“In Texas, an honest politician is one who stays bought.” Molly Ivins
It seems illogical that local elected officials would approve developments with major flaws that were broadly unpopular with their constituents. You would expect the officials to please their constituents to favor their own re-election. But, money buys advertising and campaign marketing for these elections. For the many voters who are not following local issues, the marketing may be more important than goodwill. Both Reno and Washoe County limit council members and commissioners to three terms. Campaign contributors for local officials may support their campaigns for state and federal offices once the officials cannot run again. Perhaps, the power of marketing, combined with the advantage of incumbency, makes money more important than reputation.
As a voter, taxpayer, and resident, you might wonder if there is really a correlation between campaign contributions received by officials and their votes. There is; but, correlation is not causation. Just because there is a pattern between campaign contributions and votes does not mean that these votes are “bought”. Local officials might have valid reasons for their votes independent of the contributions. It may be that it is influence that is bought which colors all decisions. The correlation is strong, however, making the premise “contributions buy votes” hard to discount.

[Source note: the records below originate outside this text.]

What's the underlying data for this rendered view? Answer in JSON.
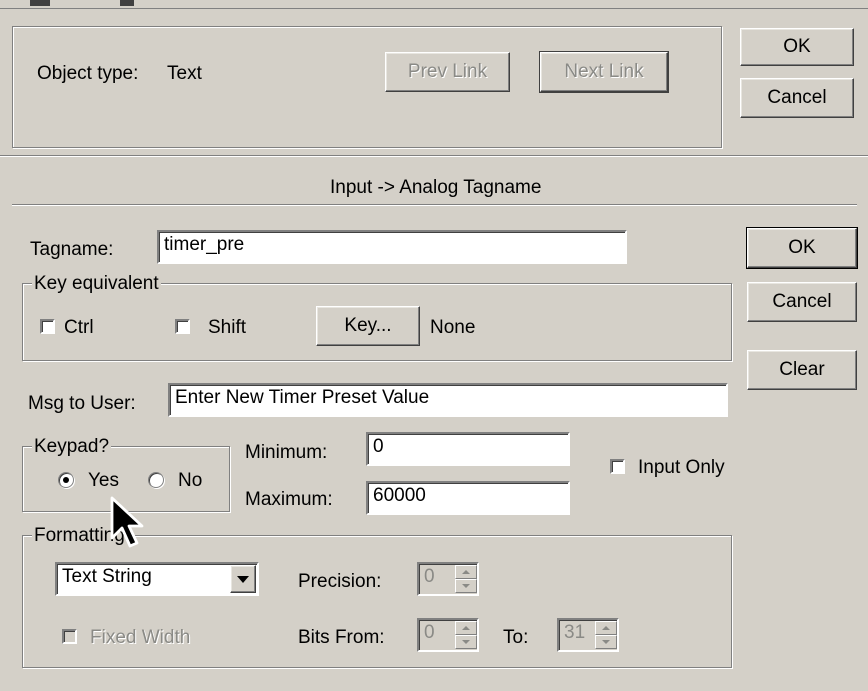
{
  "top": {
    "object_type_label": "Object type:",
    "object_type_value": "Text",
    "prev_link": "Prev Link",
    "next_link": "Next Link",
    "ok": "OK",
    "cancel": "Cancel"
  },
  "section_title": "Input -> Analog Tagname",
  "tagname": {
    "label": "Tagname:",
    "value": "timer_pre"
  },
  "key_equivalent": {
    "legend": "Key equivalent",
    "ctrl": "Ctrl",
    "ctrl_checked": false,
    "shift": "Shift",
    "shift_checked": false,
    "key_button": "Key...",
    "key_value": "None"
  },
  "buttons": {
    "ok": "OK",
    "cancel": "Cancel",
    "clear": "Clear"
  },
  "msg_to_user": {
    "label": "Msg to User:",
    "value": "Enter New Timer Preset Value"
  },
  "keypad": {
    "legend": "Keypad?",
    "yes": "Yes",
    "no": "No",
    "selected": "Yes"
  },
  "minimum": {
    "label": "Minimum:",
    "value": "0"
  },
  "maximum": {
    "label": "Maximum:",
    "value": "60000"
  },
  "input_only": {
    "label": "Input Only",
    "checked": false
  },
  "formatting": {
    "legend": "Formatting",
    "format_selected": "Text String",
    "precision_label": "Precision:",
    "precision_value": "0",
    "fixed_width_label": "Fixed Width",
    "bits_from_label": "Bits From:",
    "bits_from_value": "0",
    "to_label": "To:",
    "to_value": "31"
  }
}
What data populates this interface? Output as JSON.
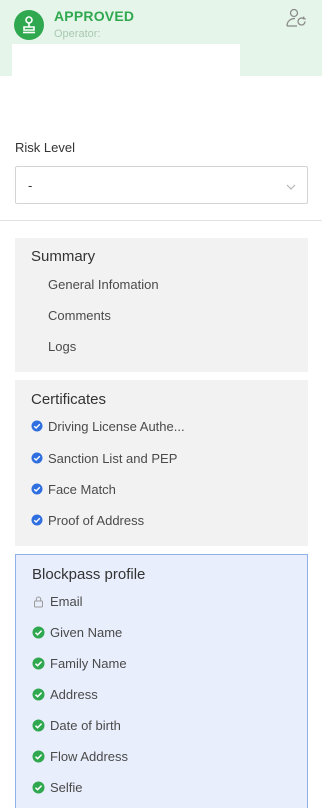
{
  "status": {
    "label": "APPROVED",
    "operator_label": "Operator:",
    "icon": "stamp-icon",
    "assign_icon": "user-sync-icon",
    "color": "#2fa84f",
    "background": "#e6f5ea"
  },
  "risk": {
    "title": "Risk Level",
    "value": "-",
    "icon": "chevron-down-icon"
  },
  "summary": {
    "title": "Summary",
    "items": [
      {
        "label": "General Infomation"
      },
      {
        "label": "Comments"
      },
      {
        "label": "Logs"
      }
    ]
  },
  "certificates": {
    "title": "Certificates",
    "icon": "check-circle-icon",
    "icon_color": "#2f6fe0",
    "items": [
      {
        "label": "Driving License Authe..."
      },
      {
        "label": "Sanction List and PEP"
      },
      {
        "label": "Face Match"
      },
      {
        "label": "Proof of Address"
      }
    ]
  },
  "profile": {
    "title": "Blockpass profile",
    "verified_color": "#2fa84f",
    "items": [
      {
        "label": "Email",
        "icon": "lock-icon"
      },
      {
        "label": "Given Name",
        "icon": "check-circle-icon"
      },
      {
        "label": "Family Name",
        "icon": "check-circle-icon"
      },
      {
        "label": "Address",
        "icon": "check-circle-icon"
      },
      {
        "label": "Date of birth",
        "icon": "check-circle-icon"
      },
      {
        "label": "Flow Address",
        "icon": "check-circle-icon"
      },
      {
        "label": "Selfie",
        "icon": "check-circle-icon"
      }
    ]
  }
}
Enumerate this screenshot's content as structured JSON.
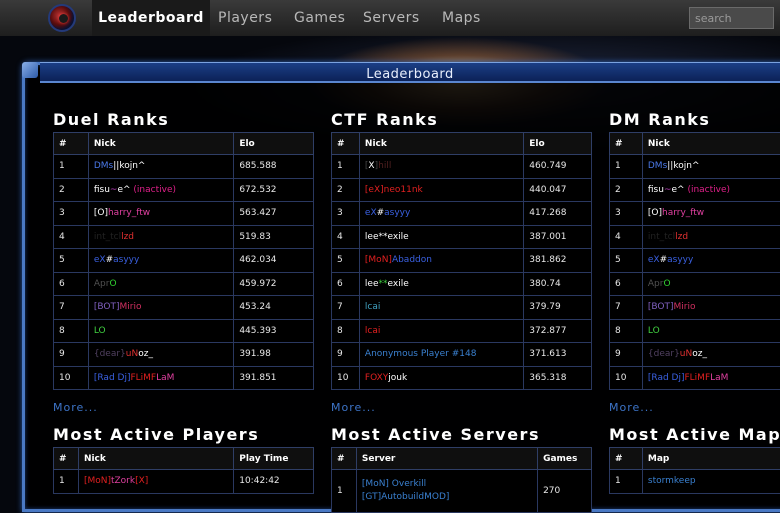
{
  "nav": {
    "items": [
      "Leaderboard",
      "Players",
      "Games",
      "Servers",
      "Maps"
    ],
    "search_placeholder": "search"
  },
  "panel": {
    "title": "Leaderboard"
  },
  "duel": {
    "title": "Duel Ranks",
    "headers": [
      "#",
      "Nick",
      "Elo"
    ],
    "rows": [
      {
        "rank": "1",
        "nick": [
          {
            "t": "DMs",
            "c": "#4a78e8"
          },
          {
            "t": "||",
            "c": "#ffffff"
          },
          {
            "t": "kojn^",
            "c": "#ffffff"
          }
        ],
        "elo": "685.588"
      },
      {
        "rank": "2",
        "nick": [
          {
            "t": "fisu",
            "c": "#ffffff"
          },
          {
            "t": "~",
            "c": "#c040c0"
          },
          {
            "t": "e^ ",
            "c": "#ffffff"
          },
          {
            "t": "(inactive)",
            "c": "#e0208a"
          }
        ],
        "elo": "672.532"
      },
      {
        "rank": "3",
        "nick": [
          {
            "t": "[O]",
            "c": "#ffffff"
          },
          {
            "t": "harry_ftw",
            "c": "#e040a0"
          }
        ],
        "elo": "563.427"
      },
      {
        "rank": "4",
        "nick": [
          {
            "t": "int_tcl",
            "c": "#222222"
          },
          {
            "t": "lzd",
            "c": "#e03030"
          }
        ],
        "elo": "519.83"
      },
      {
        "rank": "5",
        "nick": [
          {
            "t": "eX",
            "c": "#3a60e0"
          },
          {
            "t": "#",
            "c": "#ffffff"
          },
          {
            "t": "asyyy",
            "c": "#3a60e0"
          }
        ],
        "elo": "462.034"
      },
      {
        "rank": "6",
        "nick": [
          {
            "t": "Apr",
            "c": "#505050"
          },
          {
            "t": "O",
            "c": "#30d030"
          }
        ],
        "elo": "459.972"
      },
      {
        "rank": "7",
        "nick": [
          {
            "t": "[BOT]",
            "c": "#8060c0"
          },
          {
            "t": "Mirio",
            "c": "#d03060"
          }
        ],
        "elo": "453.24"
      },
      {
        "rank": "8",
        "nick": [
          {
            "t": "LO",
            "c": "#40d040"
          }
        ],
        "elo": "445.393"
      },
      {
        "rank": "9",
        "nick": [
          {
            "t": "{dear}",
            "c": "#504060"
          },
          {
            "t": "uN",
            "c": "#e03030"
          },
          {
            "t": "oz_",
            "c": "#ffffff"
          }
        ],
        "elo": "391.98"
      },
      {
        "rank": "10",
        "nick": [
          {
            "t": "[Rad Dj]",
            "c": "#3a60e0"
          },
          {
            "t": "FLiMF",
            "c": "#e02020"
          },
          {
            "t": "LaM",
            "c": "#e040a0"
          }
        ],
        "elo": "391.851"
      }
    ],
    "more": "More..."
  },
  "ctf": {
    "title": "CTF Ranks",
    "headers": [
      "#",
      "Nick",
      "Elo"
    ],
    "rows": [
      {
        "rank": "1",
        "nick": [
          {
            "t": "[",
            "c": "#444444"
          },
          {
            "t": "X",
            "c": "#ffffff"
          },
          {
            "t": "]",
            "c": "#444444"
          },
          {
            "t": "hill",
            "c": "#502020"
          }
        ],
        "elo": "460.749"
      },
      {
        "rank": "2",
        "nick": [
          {
            "t": "[eX]",
            "c": "#e02020"
          },
          {
            "t": "neo11nk",
            "c": "#e02020"
          }
        ],
        "elo": "440.047"
      },
      {
        "rank": "3",
        "nick": [
          {
            "t": "eX",
            "c": "#3a60e0"
          },
          {
            "t": "#",
            "c": "#ffffff"
          },
          {
            "t": "asyyy",
            "c": "#3a60e0"
          }
        ],
        "elo": "417.268"
      },
      {
        "rank": "4",
        "nick": [
          {
            "t": "lee**exile",
            "c": "#ffffff"
          }
        ],
        "elo": "387.001"
      },
      {
        "rank": "5",
        "nick": [
          {
            "t": "[MoN]",
            "c": "#e02020"
          },
          {
            "t": "Abaddon",
            "c": "#3a60e0"
          }
        ],
        "elo": "381.862"
      },
      {
        "rank": "6",
        "nick": [
          {
            "t": "lee",
            "c": "#ffffff"
          },
          {
            "t": "**",
            "c": "#40d040"
          },
          {
            "t": "exile",
            "c": "#ffffff"
          }
        ],
        "elo": "380.74"
      },
      {
        "rank": "7",
        "nick": [
          {
            "t": "lcai",
            "c": "#40a0c0"
          }
        ],
        "elo": "379.79"
      },
      {
        "rank": "8",
        "nick": [
          {
            "t": "lcai",
            "c": "#e02020"
          }
        ],
        "elo": "372.877"
      },
      {
        "rank": "9",
        "nick": [
          {
            "t": "Anonymous Player #148",
            "c": "#3a80d0"
          }
        ],
        "elo": "371.613"
      },
      {
        "rank": "10",
        "nick": [
          {
            "t": "FOXY",
            "c": "#e02020"
          },
          {
            "t": "jouk",
            "c": "#ffffff"
          }
        ],
        "elo": "365.318"
      }
    ],
    "more": "More..."
  },
  "dm": {
    "title": "DM Ranks",
    "headers": [
      "#",
      "Nick"
    ],
    "rows": [
      {
        "rank": "1",
        "nick": [
          {
            "t": "DMs",
            "c": "#4a78e8"
          },
          {
            "t": "||",
            "c": "#ffffff"
          },
          {
            "t": "kojn^",
            "c": "#ffffff"
          }
        ]
      },
      {
        "rank": "2",
        "nick": [
          {
            "t": "fisu",
            "c": "#ffffff"
          },
          {
            "t": "~",
            "c": "#c040c0"
          },
          {
            "t": "e^ ",
            "c": "#ffffff"
          },
          {
            "t": "(inactive)",
            "c": "#e0208a"
          }
        ]
      },
      {
        "rank": "3",
        "nick": [
          {
            "t": "[O]",
            "c": "#ffffff"
          },
          {
            "t": "harry_ftw",
            "c": "#e040a0"
          }
        ]
      },
      {
        "rank": "4",
        "nick": [
          {
            "t": "int_tcl",
            "c": "#222222"
          },
          {
            "t": "lzd",
            "c": "#e03030"
          }
        ]
      },
      {
        "rank": "5",
        "nick": [
          {
            "t": "eX",
            "c": "#3a60e0"
          },
          {
            "t": "#",
            "c": "#ffffff"
          },
          {
            "t": "asyyy",
            "c": "#3a60e0"
          }
        ]
      },
      {
        "rank": "6",
        "nick": [
          {
            "t": "Apr",
            "c": "#505050"
          },
          {
            "t": "O",
            "c": "#30d030"
          }
        ]
      },
      {
        "rank": "7",
        "nick": [
          {
            "t": "[BOT]",
            "c": "#8060c0"
          },
          {
            "t": "Mirio",
            "c": "#d03060"
          }
        ]
      },
      {
        "rank": "8",
        "nick": [
          {
            "t": "LO",
            "c": "#40d040"
          }
        ]
      },
      {
        "rank": "9",
        "nick": [
          {
            "t": "{dear}",
            "c": "#504060"
          },
          {
            "t": "uN",
            "c": "#e03030"
          },
          {
            "t": "oz_",
            "c": "#ffffff"
          }
        ]
      },
      {
        "rank": "10",
        "nick": [
          {
            "t": "[Rad Dj]",
            "c": "#3a60e0"
          },
          {
            "t": "FLiMF",
            "c": "#e02020"
          },
          {
            "t": "LaM",
            "c": "#e040a0"
          }
        ]
      }
    ],
    "more": "More..."
  },
  "active_players": {
    "title": "Most Active Players",
    "headers": [
      "#",
      "Nick",
      "Play Time"
    ],
    "rows": [
      {
        "rank": "1",
        "nick": [
          {
            "t": "[MoN]",
            "c": "#e02020"
          },
          {
            "t": "tZork",
            "c": "#e040a0"
          },
          {
            "t": "[X]",
            "c": "#e02020"
          }
        ],
        "value": "10:42:42"
      }
    ]
  },
  "active_servers": {
    "title": "Most Active Servers",
    "headers": [
      "#",
      "Server",
      "Games"
    ],
    "rows": [
      {
        "rank": "1",
        "nick": [
          {
            "t": "[MoN] Overkill",
            "c": "#3a80d0"
          },
          {
            "t": "\n",
            "c": "#ffffff"
          },
          {
            "t": "[GT]AutobuildMOD]",
            "c": "#3a80d0"
          }
        ],
        "value": "270"
      }
    ]
  },
  "active_maps": {
    "title": "Most Active Maps",
    "headers": [
      "#",
      "Map"
    ],
    "rows": [
      {
        "rank": "1",
        "nick": [
          {
            "t": "stormkeep",
            "c": "#3a80d0"
          }
        ]
      }
    ]
  }
}
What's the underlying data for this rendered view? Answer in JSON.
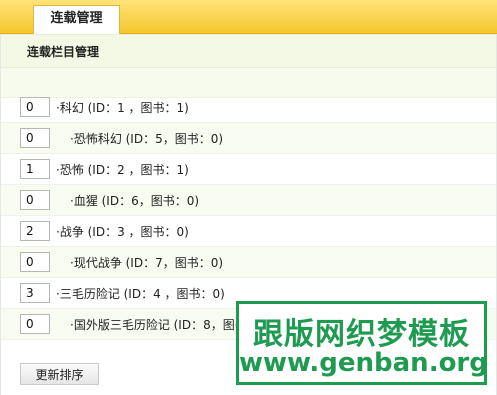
{
  "tabs": [
    {
      "label": "连载管理"
    }
  ],
  "panel": {
    "title": "连载栏目管理"
  },
  "categories": [
    {
      "order": "0",
      "label": "·科幻 (ID：1 ，图书：1)",
      "level": 0
    },
    {
      "order": "0",
      "label": "·恐怖科幻 (ID：5，图书：0)",
      "level": 1
    },
    {
      "order": "1",
      "label": "·恐怖 (ID：2 ，图书：1)",
      "level": 0
    },
    {
      "order": "0",
      "label": "·血猩 (ID：6，图书：0)",
      "level": 1
    },
    {
      "order": "2",
      "label": "·战争 (ID：3 ，图书：0)",
      "level": 0
    },
    {
      "order": "0",
      "label": "·现代战争 (ID：7，图书：0)",
      "level": 1
    },
    {
      "order": "3",
      "label": "·三毛历险记 (ID：4 ，图书：0)",
      "level": 0
    },
    {
      "order": "0",
      "label": "·国外版三毛历险记 (ID：8，图书：0)",
      "level": 1
    }
  ],
  "footer": {
    "update_label": "更新排序"
  },
  "watermark": {
    "line1": "跟版网织梦模板",
    "line2": "www.genban.org"
  },
  "colors": {
    "tabbar": "#f5c62c",
    "header_bg": "#f3f9e4",
    "watermark_green": "#1f9b51"
  }
}
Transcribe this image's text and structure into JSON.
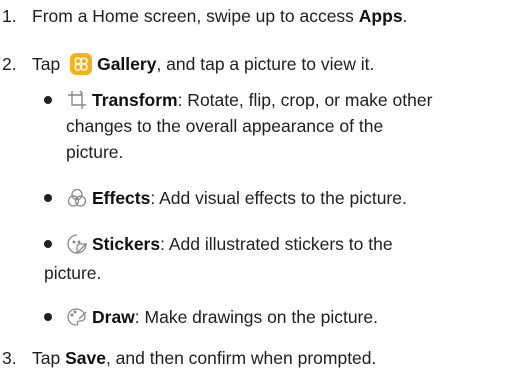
{
  "steps": [
    {
      "num": "1.",
      "pre": "From a Home screen, swipe up to access ",
      "bold": "Apps",
      "post": "."
    },
    {
      "num": "2.",
      "pre": "Tap ",
      "bold": "Gallery",
      "post": ", and tap a picture to view it.",
      "icon": "gallery-icon"
    },
    {
      "num": "3.",
      "pre": "Tap ",
      "bold": "Save",
      "post": ", and then confirm when prompted."
    }
  ],
  "bullets": [
    {
      "icon": "transform-icon",
      "bold": "Transform",
      "line1": ": Rotate, flip, crop, or make other",
      "line2": "changes to the overall appearance of the",
      "line3": "picture."
    },
    {
      "icon": "effects-icon",
      "bold": "Effects",
      "line1": ": Add visual effects to the picture."
    },
    {
      "icon": "stickers-icon",
      "bold": "Stickers",
      "line1": ": Add illustrated stickers to the",
      "line2": "picture."
    },
    {
      "icon": "draw-icon",
      "bold": "Draw",
      "line1": ": Make drawings on the picture."
    }
  ],
  "colors": {
    "text": "#202020",
    "gallery_icon": "#f5b31b",
    "icon_stroke": "#888888"
  }
}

There are caveats to this analysis.
- The contribution information comes from the Nevada Secretary of State records. This information is provided by the candidates. If the candidate makes an error or omission, it will not be corrected.
- Contributions below $250 per quarter were not examined. Only a few of these smaller contributions are from development interests.
- Some contributors could not be easily categorized. If these had an interest in development, it was not obvious, and they were not counted as developers.
- Only recorded campaign contributions are listed. Gifts, or other contributions would not be recorded.
- “Developer” is defined here as any person or corporate body that benefits financially from development directly or indirectly. A developer benefits directly when his development gets approved. A realtor benefits indirectly when there is a lot of new housing to sell. So, “Developer” would include developers, builders, realtors, engineering firms, building-trade unions, building supply companies, and attorneys that represent developers.
Given these limitations, the actual contributions from developers are under-counted in this analysis.
So, what about the votes? For this analysis, 13 major development votes were selected from 2014 to present. These may not be the most significant votes, but they are representative and cover the tenure of the current council members.
Development Date Voting in Favor
- Evans Ranch 1/15/14 Delgado, Jardon, Schieve
- Bella Vista Ranch 10/8/14 Delgado, Jardon, Schieve
- West Meadows Estates 11/24/14 Delgado, Jardon, Duerr, Schieve
- Rancharra 5/13/15 Brekhus, Delgado, Jardon, Duerr, Schieve
- Sky Vista Amendment 11/18/15 Brekhus, Delgado, Jardon, Duerr, Schieve
- North Valley Estates 6/8/16 Brekhus, Delgado, Jardon, Duerr, Schieve
- Meridian South rezoning 11/8/17 Delgado, Jardon, Duerr
- Stonegate 2/14/18 Delgado, Jardon, Duerr, Schieve, Weber
- Westview Estates rezoning 5/2/18 Delgado, Jardon, Schieve
- Logisticenter Lemmon Valley 7/18/18 Delgado, Jardon, Schieve, Duerr
- Daybreak 11/14/18 Jardon, Duerr, Schieve, Weber
- Daybreak revisited 9/23/19 Delgado, Jardon, Weber, Reese
- Bella Vista Ranch II amendment 1/8/20 Weber
Candidates elected in 2012; (contributions from 1/1/2012 through 4/15/2020)
Jardon: $146,256 from developers, 40% of total $364,339; voted w/developers 92%
Delgado: $100,275 from developers, 40% of total $251,171; voted w/developers 85%
Brekhus: $62,950 from developers, 22% of total $290,941; voted w/developers 25%
Candidates elected in 2014; (contributions from 1/1/2014 through 12/31/2019)
Schieve: $280,286 from developers, 33% of total $858,007; voted w/developers 75%
Duerr: $87,323 from developers, 29% of total $300,680; voted w/developers 80%
Candidates elected in 2018; (contributions from 1/1/2014 through 12/31/2019)
Weber: $103,700 from developers, 61% of total $169,329; voted w/developers 100%
Appointed to fill a vacancy in 2019; (contributions from 3/15/2019 through 4/15/2020)
Reese: $43,450 from developers, 43% of total $100,250; voted w/developers 100%
Note: Reese was only on the council for one of the votes considered.
It’s clear: large developer contributions correlate to favorable consideration of developments by the council members. The correlation is imperfect, but convincing. The true intentions behind the votes cannot be known.
The casinos contribute nearly as much as the developers do to local campaigns. Behind them are the many cannabis (pot) interests. Some candidates get few individual campaign contributions.
Table of contribution data in Excel (Reno_Swamp_05)
Nevada Secretary of State contribution and expense reports
Reno City Council minutes